[Stored items]
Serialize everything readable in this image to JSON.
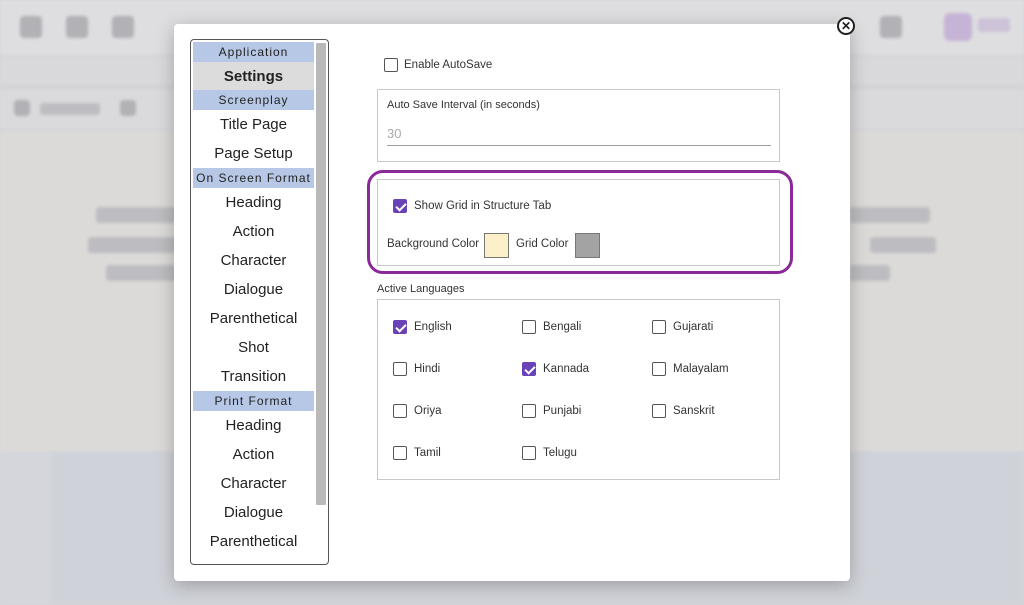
{
  "colors": {
    "accent": "#6a42b8",
    "highlight_ring": "#8a2a99",
    "nav_header_bg": "#b6c8e6",
    "background_color": "#fbf0c8",
    "grid_color": "#a3a3a3"
  },
  "dialog": {
    "close_icon": "close-icon"
  },
  "nav": {
    "application_header": "Application",
    "settings": "Settings",
    "screenplay_header": "Screenplay",
    "title_page": "Title Page",
    "page_setup": "Page Setup",
    "on_screen_header": "On Screen Format",
    "on_screen_items": [
      "Heading",
      "Action",
      "Character",
      "Dialogue",
      "Parenthetical",
      "Shot",
      "Transition"
    ],
    "print_header": "Print Format",
    "print_items": [
      "Heading",
      "Action",
      "Character",
      "Dialogue",
      "Parenthetical"
    ]
  },
  "settings": {
    "enable_autosave": {
      "label": "Enable AutoSave",
      "checked": false
    },
    "interval": {
      "label": "Auto Save Interval (in seconds)",
      "placeholder": "30"
    },
    "show_grid": {
      "label": "Show Grid in Structure Tab",
      "checked": true
    },
    "background_color_label": "Background Color",
    "grid_color_label": "Grid Color",
    "languages_title": "Active Languages",
    "languages": [
      {
        "name": "English",
        "checked": true
      },
      {
        "name": "Bengali",
        "checked": false
      },
      {
        "name": "Gujarati",
        "checked": false
      },
      {
        "name": "Hindi",
        "checked": false
      },
      {
        "name": "Kannada",
        "checked": true
      },
      {
        "name": "Malayalam",
        "checked": false
      },
      {
        "name": "Oriya",
        "checked": false
      },
      {
        "name": "Punjabi",
        "checked": false
      },
      {
        "name": "Sanskrit",
        "checked": false
      },
      {
        "name": "Tamil",
        "checked": false
      },
      {
        "name": "Telugu",
        "checked": false
      }
    ]
  }
}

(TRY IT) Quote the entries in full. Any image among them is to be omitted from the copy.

(ANSWER FOR THE TASK)
Serialize everything readable in this image to JSON.
{
  "colors": {
    "accent": "#6a42b8",
    "highlight_ring": "#8a2a99",
    "nav_header_bg": "#b6c8e6",
    "background_color": "#fbf0c8",
    "grid_color": "#a3a3a3"
  },
  "dialog": {
    "close_icon": "close-icon"
  },
  "nav": {
    "application_header": "Application",
    "settings": "Settings",
    "screenplay_header": "Screenplay",
    "title_page": "Title Page",
    "page_setup": "Page Setup",
    "on_screen_header": "On Screen Format",
    "on_screen_items": [
      "Heading",
      "Action",
      "Character",
      "Dialogue",
      "Parenthetical",
      "Shot",
      "Transition"
    ],
    "print_header": "Print Format",
    "print_items": [
      "Heading",
      "Action",
      "Character",
      "Dialogue",
      "Parenthetical"
    ]
  },
  "settings": {
    "enable_autosave": {
      "label": "Enable AutoSave",
      "checked": false
    },
    "interval": {
      "label": "Auto Save Interval (in seconds)",
      "placeholder": "30"
    },
    "show_grid": {
      "label": "Show Grid in Structure Tab",
      "checked": true
    },
    "background_color_label": "Background Color",
    "grid_color_label": "Grid Color",
    "languages_title": "Active Languages",
    "languages": [
      {
        "name": "English",
        "checked": true
      },
      {
        "name": "Bengali",
        "checked": false
      },
      {
        "name": "Gujarati",
        "checked": false
      },
      {
        "name": "Hindi",
        "checked": false
      },
      {
        "name": "Kannada",
        "checked": true
      },
      {
        "name": "Malayalam",
        "checked": false
      },
      {
        "name": "Oriya",
        "checked": false
      },
      {
        "name": "Punjabi",
        "checked": false
      },
      {
        "name": "Sanskrit",
        "checked": false
      },
      {
        "name": "Tamil",
        "checked": false
      },
      {
        "name": "Telugu",
        "checked": false
      }
    ]
  }
}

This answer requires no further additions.